There's lots of information above, so feel free to contact me if you have any questions.
Thank you for the information on the current state of tele-cine.
As Premiere Elements has an upper limit for a Project at 1920 x 1080 (it can Import 2.7K footage, but only into a full-HD 1920 x 1080 Project), that would likely be the ultimate for Frame Size. Note: Premiere Pro has a limitation of ~ 10K resolution, IIRC, so one could benefit from higher resolution tele-cine output.
The ProRes CODEC can be a bit of an issue, especially if one is on a PC. I also suspect that PrE might have issues with it.
Not sure how PrE might, or might not handle Black Magic's DNxHD CODEC, but there seem to be fewer issues with it, and especially on a PC. PrPro, again, can handle it nicely, but do not know if that is available from your lab, or others?
H.264 might be as universal as it gets at this moment, being supported by PrE for full-HD 1920 x 1080, but perhaps the new H.265 will be viable, when more readily available? Not sure if we will see much of it, until a few major camera mfgrs. begin supporting it.
Again, thank you for your comments.
Interesting - never had the need for 10K as of yet, but I'm sure that would make a killer presentation display if everything is kept native from capture to distribution.
I've experienced numerous problems with DNxHD in the past, mainly CPU requirements are much higher and limitations on resolution, bit-rate and color space (hence quality ceiling) (DNxHD is an Avid codec - Blackmagic has their own codec implementations)
I work with Pro-res on PC all day long and the Windows decoder allows import of the Pro-res HQ files into virually any video program I throw at it. Add FFMPEg into the mix and you have a lot of versatility which I highly recommend.
H.264 is a problem for archiving film to digital unless you encode using i-frames only, otherwise you don't get an exact represenation of the film frames in the digital realm.
Also very CPU intensive compared to some of the optimized lossless codecs like Pro-res HQ. Canopus HQX is also a good cross-platform codec for consideration.
Cineform also was good at one point, but with the buyout by Go-pro their roadmap is unclear and our customers have been having problems moving forward with Cineform onto the latest releases of OSX.

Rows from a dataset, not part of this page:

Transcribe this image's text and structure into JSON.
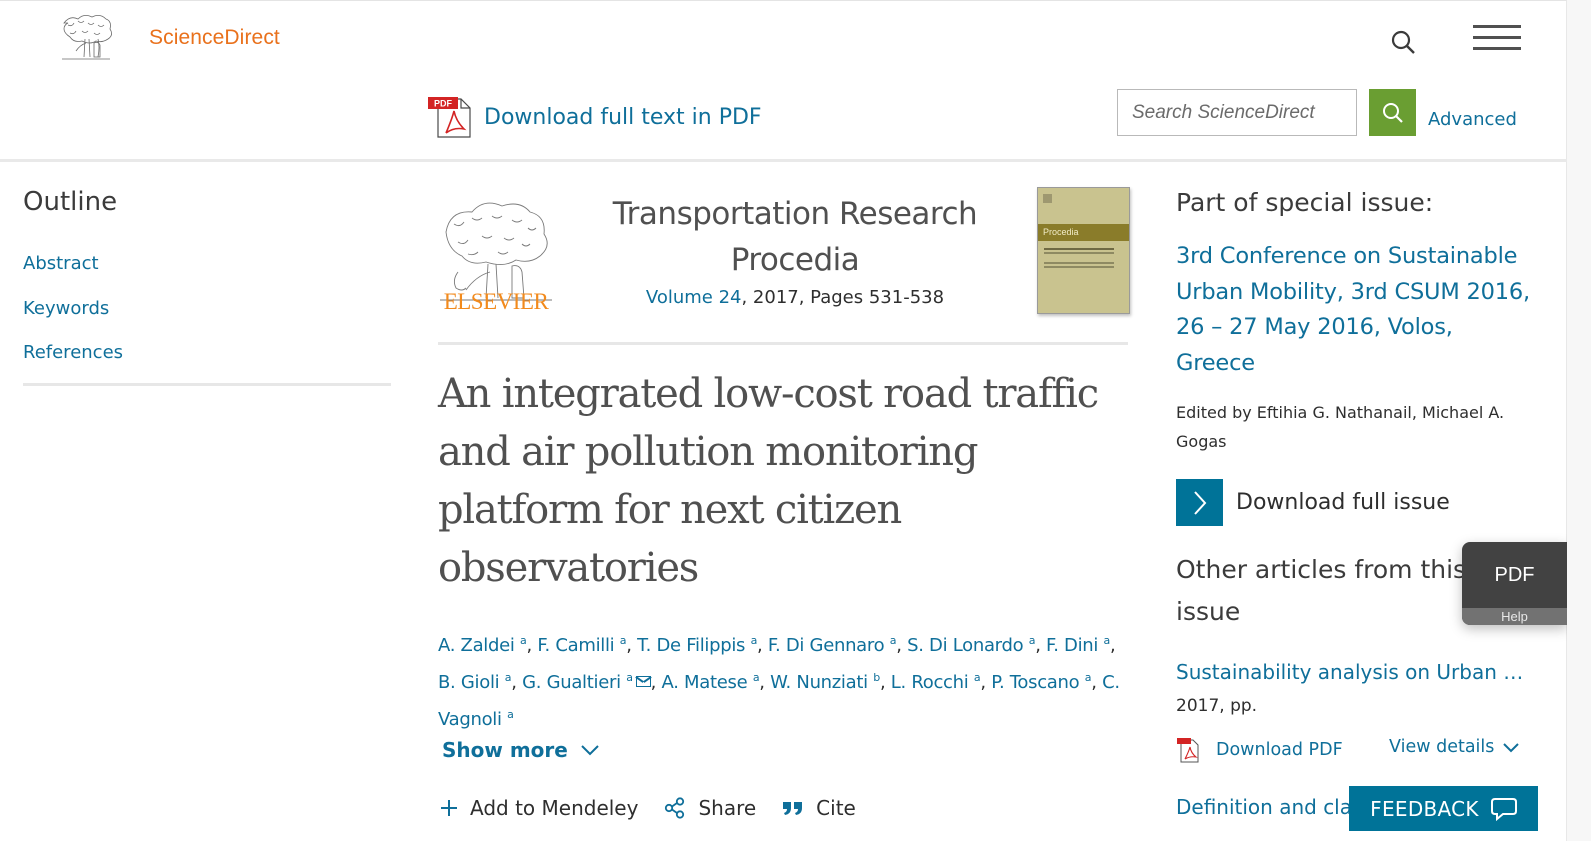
{
  "header": {
    "brand": "ScienceDirect",
    "download_pdf_label": "Download full text in PDF",
    "pdf_badge": "PDF",
    "search_placeholder": "Search ScienceDirect",
    "advanced_label": "Advanced",
    "icons": {
      "top_search": "search-icon",
      "menu": "hamburger-menu-icon",
      "search_button": "search-icon",
      "logo": "elsevier-tree-logo"
    }
  },
  "outline": {
    "title": "Outline",
    "items": [
      {
        "label": "Abstract"
      },
      {
        "label": "Keywords"
      },
      {
        "label": "References"
      }
    ]
  },
  "journal": {
    "publisher": "ELSEVIER",
    "title_line1": "Transportation Research",
    "title_line2": "Procedia",
    "volume_link": "Volume 24",
    "meta_rest": ", 2017, Pages 531-538",
    "cover_text": "Procedia"
  },
  "article": {
    "title": "An integrated low-cost road traffic and air pollution monitoring platform for next citizen observatories",
    "authors": [
      {
        "name": "A. Zaldei",
        "aff": "a"
      },
      {
        "name": "F. Camilli",
        "aff": "a"
      },
      {
        "name": "T. De Filippis",
        "aff": "a"
      },
      {
        "name": "F. Di Gennaro",
        "aff": "a"
      },
      {
        "name": "S. Di Lonardo",
        "aff": "a"
      },
      {
        "name": "F. Dini",
        "aff": "a"
      },
      {
        "name": "B. Gioli",
        "aff": "a"
      },
      {
        "name": "G. Gualtieri",
        "aff": "a",
        "corresponding": true
      },
      {
        "name": "A. Matese",
        "aff": "a"
      },
      {
        "name": "W. Nunziati",
        "aff": "b"
      },
      {
        "name": "L. Rocchi",
        "aff": "a"
      },
      {
        "name": "P. Toscano",
        "aff": "a"
      },
      {
        "name": "C. Vagnoli",
        "aff": "a"
      }
    ],
    "show_more": "Show more",
    "actions": {
      "mendeley": "Add to Mendeley",
      "share": "Share",
      "cite": "Cite"
    }
  },
  "sidebar": {
    "special_issue_heading": "Part of special issue:",
    "special_issue_link": "3rd Conference on Sustainable Urban Mobility, 3rd CSUM 2016, 26 – 27 May 2016, Volos, Greece",
    "edited_by": "Edited by Eftihia G. Nathanail, Michael A. Gogas",
    "download_issue": "Download full issue",
    "other_articles_heading": "Other articles from this issue",
    "related": [
      {
        "title": "Sustainability analysis on Urban …",
        "meta": "2017, pp.",
        "download_pdf": "Download PDF",
        "view_details": "View details"
      },
      {
        "title": "Definition and cla"
      }
    ]
  },
  "widgets": {
    "pdf_help_top": "PDF",
    "pdf_help_bottom": "Help",
    "feedback": "FEEDBACK"
  },
  "colors": {
    "brand_orange": "#e9711c",
    "link_blue": "#0f6f9a",
    "search_green": "#6a9e32",
    "teal": "#007398",
    "elsevier_orange": "#f28a1c"
  }
}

Thanks for the correction - brain cramp on my part. As you point out, DNxHD is AVID, not BM. I should know better.
Also, thank you for sharing your experience with DNxHD, and other CODEC's.

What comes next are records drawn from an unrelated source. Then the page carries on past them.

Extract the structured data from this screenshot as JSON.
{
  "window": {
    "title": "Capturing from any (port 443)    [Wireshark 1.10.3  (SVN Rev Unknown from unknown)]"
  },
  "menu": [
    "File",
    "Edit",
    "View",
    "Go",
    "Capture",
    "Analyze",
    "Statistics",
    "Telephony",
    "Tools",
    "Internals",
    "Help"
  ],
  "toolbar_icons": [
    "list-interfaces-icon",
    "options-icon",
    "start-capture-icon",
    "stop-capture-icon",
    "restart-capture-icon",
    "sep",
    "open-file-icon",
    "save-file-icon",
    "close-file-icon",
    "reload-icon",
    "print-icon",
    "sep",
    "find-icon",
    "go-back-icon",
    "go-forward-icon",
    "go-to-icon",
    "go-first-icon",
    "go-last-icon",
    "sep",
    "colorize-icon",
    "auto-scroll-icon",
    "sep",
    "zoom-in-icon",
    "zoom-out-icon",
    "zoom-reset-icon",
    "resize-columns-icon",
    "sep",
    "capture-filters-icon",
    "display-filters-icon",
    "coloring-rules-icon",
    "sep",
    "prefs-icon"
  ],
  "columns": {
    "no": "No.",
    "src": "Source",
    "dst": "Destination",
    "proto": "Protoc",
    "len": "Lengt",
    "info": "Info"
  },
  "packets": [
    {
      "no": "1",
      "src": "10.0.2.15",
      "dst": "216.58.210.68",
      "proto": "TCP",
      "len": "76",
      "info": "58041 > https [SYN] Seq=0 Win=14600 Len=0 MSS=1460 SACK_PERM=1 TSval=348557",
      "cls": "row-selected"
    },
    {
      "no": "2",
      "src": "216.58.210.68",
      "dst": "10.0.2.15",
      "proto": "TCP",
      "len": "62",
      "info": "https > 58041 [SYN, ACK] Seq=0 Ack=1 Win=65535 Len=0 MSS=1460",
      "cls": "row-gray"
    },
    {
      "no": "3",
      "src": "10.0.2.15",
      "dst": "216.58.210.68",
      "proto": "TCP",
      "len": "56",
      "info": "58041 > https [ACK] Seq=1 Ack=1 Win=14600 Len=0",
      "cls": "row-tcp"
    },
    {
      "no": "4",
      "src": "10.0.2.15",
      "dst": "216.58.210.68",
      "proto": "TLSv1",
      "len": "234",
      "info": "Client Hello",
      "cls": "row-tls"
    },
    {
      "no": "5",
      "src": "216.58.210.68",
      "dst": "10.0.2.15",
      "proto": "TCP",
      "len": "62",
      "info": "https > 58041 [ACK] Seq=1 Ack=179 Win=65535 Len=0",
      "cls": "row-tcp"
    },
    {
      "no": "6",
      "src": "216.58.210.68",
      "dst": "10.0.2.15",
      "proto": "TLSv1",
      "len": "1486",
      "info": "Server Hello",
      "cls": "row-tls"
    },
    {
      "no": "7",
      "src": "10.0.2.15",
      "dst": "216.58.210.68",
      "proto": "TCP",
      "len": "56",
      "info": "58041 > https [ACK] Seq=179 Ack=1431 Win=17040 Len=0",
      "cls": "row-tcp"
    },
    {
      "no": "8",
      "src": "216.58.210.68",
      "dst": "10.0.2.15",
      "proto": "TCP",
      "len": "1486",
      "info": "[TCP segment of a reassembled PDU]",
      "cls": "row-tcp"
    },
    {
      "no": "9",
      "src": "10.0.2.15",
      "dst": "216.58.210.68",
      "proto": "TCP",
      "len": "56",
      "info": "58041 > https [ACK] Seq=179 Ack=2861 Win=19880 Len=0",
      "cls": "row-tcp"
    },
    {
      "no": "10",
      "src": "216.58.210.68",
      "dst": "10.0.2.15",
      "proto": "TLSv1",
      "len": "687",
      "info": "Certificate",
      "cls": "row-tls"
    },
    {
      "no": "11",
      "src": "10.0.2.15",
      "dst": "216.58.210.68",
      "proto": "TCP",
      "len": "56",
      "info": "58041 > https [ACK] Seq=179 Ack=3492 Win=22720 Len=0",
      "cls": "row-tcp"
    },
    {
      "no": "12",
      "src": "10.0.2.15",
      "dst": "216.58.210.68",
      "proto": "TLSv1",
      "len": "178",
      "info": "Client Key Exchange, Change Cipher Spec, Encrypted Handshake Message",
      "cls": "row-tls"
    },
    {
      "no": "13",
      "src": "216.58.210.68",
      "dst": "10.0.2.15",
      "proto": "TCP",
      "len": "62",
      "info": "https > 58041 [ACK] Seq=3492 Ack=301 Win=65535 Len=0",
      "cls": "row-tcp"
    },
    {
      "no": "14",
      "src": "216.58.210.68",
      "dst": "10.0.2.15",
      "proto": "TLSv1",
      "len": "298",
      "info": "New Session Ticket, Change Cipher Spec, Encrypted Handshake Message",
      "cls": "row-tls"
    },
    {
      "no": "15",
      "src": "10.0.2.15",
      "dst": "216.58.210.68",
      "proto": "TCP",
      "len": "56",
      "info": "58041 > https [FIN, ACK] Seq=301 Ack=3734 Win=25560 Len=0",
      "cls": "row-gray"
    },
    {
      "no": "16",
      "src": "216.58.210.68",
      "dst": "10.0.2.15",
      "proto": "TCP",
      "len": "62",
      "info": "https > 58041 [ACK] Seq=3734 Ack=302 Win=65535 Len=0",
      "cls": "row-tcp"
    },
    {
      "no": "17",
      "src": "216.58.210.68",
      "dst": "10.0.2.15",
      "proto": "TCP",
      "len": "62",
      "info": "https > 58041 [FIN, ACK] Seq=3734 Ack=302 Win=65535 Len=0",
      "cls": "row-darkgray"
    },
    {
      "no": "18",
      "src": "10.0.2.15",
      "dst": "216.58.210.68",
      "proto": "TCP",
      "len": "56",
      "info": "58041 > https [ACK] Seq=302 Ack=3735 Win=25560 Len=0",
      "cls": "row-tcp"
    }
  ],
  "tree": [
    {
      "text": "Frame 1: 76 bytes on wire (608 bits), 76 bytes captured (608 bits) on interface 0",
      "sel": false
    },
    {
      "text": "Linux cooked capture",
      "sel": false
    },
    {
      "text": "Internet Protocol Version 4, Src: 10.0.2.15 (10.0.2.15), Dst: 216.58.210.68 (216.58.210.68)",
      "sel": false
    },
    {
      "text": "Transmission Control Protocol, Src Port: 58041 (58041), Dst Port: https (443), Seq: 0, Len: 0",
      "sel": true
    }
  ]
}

PS - I will be sending you a PM, asking about your services.
8mm film has more resolution than standard definition but less definition than HD (1920 x 1080 pixels). So scanning above HD is a waste of time and money. As the user requires for use on a PC it is not a good idea to output in ProRes. Whilst it is possible to get CoDecs that will read ProRes, it is an Apple only format and it can not easily be written from a PC. DNxHD is a format for high end PCs. Given that the user uses a PC with Windows Adobe Elements a lighter option may be a better option. Quicktime using a Sorensen CoDec may be a good option.
In terms of the actual transfer. You need to see samples of the work done by the transfer company. There is a huge difference between the high end and the low end of film transfers. A high end transfer company will be able to restore the footage so that black blemishes are not so evident. See [removed spam link] The company has been transferring film footage to digital for longer than most companies currently around and has happy customers around the world.
If you want the best from Standard 8 or Super 8 film, you will get more than standard definition and less than high definition. If you want the best it must be scanned and restored in high definition and then output to a completely uncompressed format for storage. There is actually more information stored in each frame due to the fact that the grains of the film lie in different directions and are different sizes and shapes.
[removed spam link]